Your copy of the entries must be exact, and it must not include the pictures.

━━━━━ Source data

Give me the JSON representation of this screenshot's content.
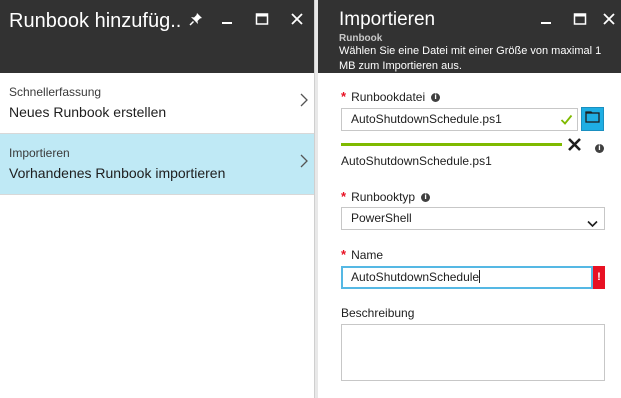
{
  "left_blade": {
    "title": "Runbook hinzufüg...",
    "items": [
      {
        "sublabel": "Schnellerfassung",
        "label": "Neues Runbook erstellen",
        "selected": false
      },
      {
        "sublabel": "Importieren",
        "label": "Vorhandenes Runbook importieren",
        "selected": true
      }
    ]
  },
  "right_blade": {
    "title": "Importieren",
    "subtitle": "Runbook",
    "description": "Wählen Sie eine Datei mit einer Größe von maximal 1 MB zum Importieren aus.",
    "file_field": {
      "label": "Runbookdatei",
      "value": "AutoShutdownSchedule.ps1",
      "upload_progress": 1.0,
      "uploaded_file_name": "AutoShutdownSchedule.ps1"
    },
    "type_field": {
      "label": "Runbooktyp",
      "value": "PowerShell"
    },
    "name_field": {
      "label": "Name",
      "value": "AutoShutdownSchedule",
      "error_marker": "!"
    },
    "description_field": {
      "label": "Beschreibung",
      "value": ""
    }
  },
  "required_marker": "*",
  "colors": {
    "header_bg": "#323232",
    "selected_item_bg": "#bfe9f5",
    "accent_blue": "#1faee3",
    "success_green": "#7fba00",
    "error_red": "#e81123"
  },
  "icons": [
    "pin-icon",
    "minimize-icon",
    "maximize-icon",
    "close-icon",
    "chevron-right-icon",
    "info-icon",
    "checkmark-icon",
    "folder-icon",
    "cancel-x-icon",
    "chevron-down-icon"
  ]
}
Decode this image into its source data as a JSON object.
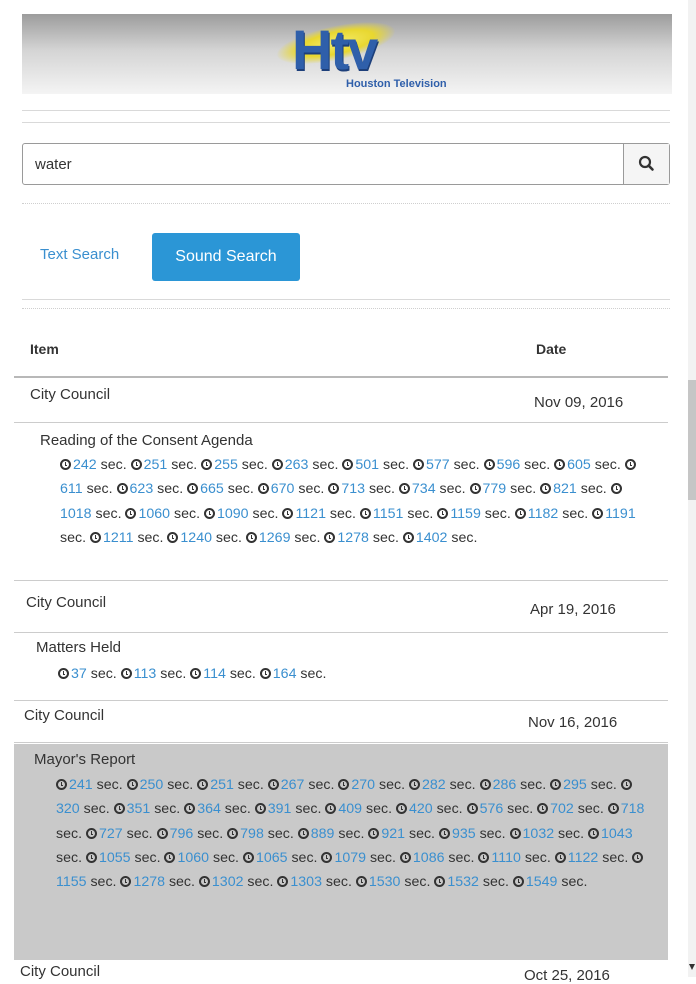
{
  "logo": {
    "letters": "Htv",
    "subtitle": "Houston Television"
  },
  "search": {
    "value": "water",
    "placeholder": ""
  },
  "icons": {
    "search": "magnifying-glass-icon",
    "clock": "clock-icon"
  },
  "mode_tabs": {
    "text_search": "Text Search",
    "sound_search": "Sound Search"
  },
  "table": {
    "header_item": "Item",
    "header_date": "Date"
  },
  "colors": {
    "accent": "#2b96d6",
    "link": "#3a8fcf",
    "highlight_row": "#c9c9c9"
  },
  "groups": [
    {
      "title": "City Council",
      "date": "Nov 09, 2016",
      "entries": [
        {
          "title": "Reading of the Consent Agenda",
          "times": [
            "242",
            "251",
            "255",
            "263",
            "501",
            "577",
            "596",
            "605",
            "611",
            "623",
            "665",
            "670",
            "713",
            "734",
            "779",
            "821",
            "1018",
            "1060",
            "1090",
            "1121",
            "1151",
            "1159",
            "1182",
            "1191",
            "1211",
            "1240",
            "1269",
            "1278",
            "1402"
          ]
        }
      ]
    },
    {
      "title": "City Council",
      "date": "Apr 19, 2016",
      "entries": [
        {
          "title": "Matters Held",
          "times": [
            "37",
            "113",
            "114",
            "164"
          ]
        }
      ]
    },
    {
      "title": "City Council",
      "date": "Nov 16, 2016",
      "entries": [
        {
          "title": "Mayor's Report",
          "times": [
            "241",
            "250",
            "251",
            "267",
            "270",
            "282",
            "286",
            "295",
            "320",
            "351",
            "364",
            "391",
            "409",
            "420",
            "576",
            "702",
            "718",
            "727",
            "796",
            "798",
            "889",
            "921",
            "935",
            "1032",
            "1043",
            "1055",
            "1060",
            "1065",
            "1079",
            "1086",
            "1110",
            "1122",
            "1155",
            "1278",
            "1302",
            "1303",
            "1530",
            "1532",
            "1549"
          ]
        }
      ]
    },
    {
      "title": "City Council",
      "date": "Oct 25, 2016",
      "entries": []
    }
  ],
  "unit_label": "sec."
}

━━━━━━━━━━

**Answer box:**
Give me the JSON representation of this screenshot's content.
{
  "left_blade": {
    "title": "Runbook hinzufüg...",
    "items": [
      {
        "sublabel": "Schnellerfassung",
        "label": "Neues Runbook erstellen",
        "selected": false
      },
      {
        "sublabel": "Importieren",
        "label": "Vorhandenes Runbook importieren",
        "selected": true
      }
    ]
  },
  "right_blade": {
    "title": "Importieren",
    "subtitle": "Runbook",
    "description": "Wählen Sie eine Datei mit einer Größe von maximal 1 MB zum Importieren aus.",
    "file_field": {
      "label": "Runbookdatei",
      "value": "AutoShutdownSchedule.ps1",
      "upload_progress": 1.0,
      "uploaded_file_name": "AutoShutdownSchedule.ps1"
    },
    "type_field": {
      "label": "Runbooktyp",
      "value": "PowerShell"
    },
    "name_field": {
      "label": "Name",
      "value": "AutoShutdownSchedule",
      "error_marker": "!"
    },
    "description_field": {
      "label": "Beschreibung",
      "value": ""
    }
  },
  "required_marker": "*",
  "colors": {
    "header_bg": "#323232",
    "selected_item_bg": "#bfe9f5",
    "accent_blue": "#1faee3",
    "success_green": "#7fba00",
    "error_red": "#e81123"
  },
  "icons": [
    "pin-icon",
    "minimize-icon",
    "maximize-icon",
    "close-icon",
    "chevron-right-icon",
    "info-icon",
    "checkmark-icon",
    "folder-icon",
    "cancel-x-icon",
    "chevron-down-icon"
  ]
}
Decode this image into its source data as a JSON object.
{
  "logo": {
    "letters": "Htv",
    "subtitle": "Houston Television"
  },
  "search": {
    "value": "water",
    "placeholder": ""
  },
  "icons": {
    "search": "magnifying-glass-icon",
    "clock": "clock-icon"
  },
  "mode_tabs": {
    "text_search": "Text Search",
    "sound_search": "Sound Search"
  },
  "table": {
    "header_item": "Item",
    "header_date": "Date"
  },
  "colors": {
    "accent": "#2b96d6",
    "link": "#3a8fcf",
    "highlight_row": "#c9c9c9"
  },
  "groups": [
    {
      "title": "City Council",
      "date": "Nov 09, 2016",
      "entries": [
        {
          "title": "Reading of the Consent Agenda",
          "times": [
            "242",
            "251",
            "255",
            "263",
            "501",
            "577",
            "596",
            "605",
            "611",
            "623",
            "665",
            "670",
            "713",
            "734",
            "779",
            "821",
            "1018",
            "1060",
            "1090",
            "1121",
            "1151",
            "1159",
            "1182",
            "1191",
            "1211",
            "1240",
            "1269",
            "1278",
            "1402"
          ]
        }
      ]
    },
    {
      "title": "City Council",
      "date": "Apr 19, 2016",
      "entries": [
        {
          "title": "Matters Held",
          "times": [
            "37",
            "113",
            "114",
            "164"
          ]
        }
      ]
    },
    {
      "title": "City Council",
      "date": "Nov 16, 2016",
      "entries": [
        {
          "title": "Mayor's Report",
          "times": [
            "241",
            "250",
            "251",
            "267",
            "270",
            "282",
            "286",
            "295",
            "320",
            "351",
            "364",
            "391",
            "409",
            "420",
            "576",
            "702",
            "718",
            "727",
            "796",
            "798",
            "889",
            "921",
            "935",
            "1032",
            "1043",
            "1055",
            "1060",
            "1065",
            "1079",
            "1086",
            "1110",
            "1122",
            "1155",
            "1278",
            "1302",
            "1303",
            "1530",
            "1532",
            "1549"
          ]
        }
      ]
    },
    {
      "title": "City Council",
      "date": "Oct 25, 2016",
      "entries": []
    }
  ],
  "unit_label": "sec."
}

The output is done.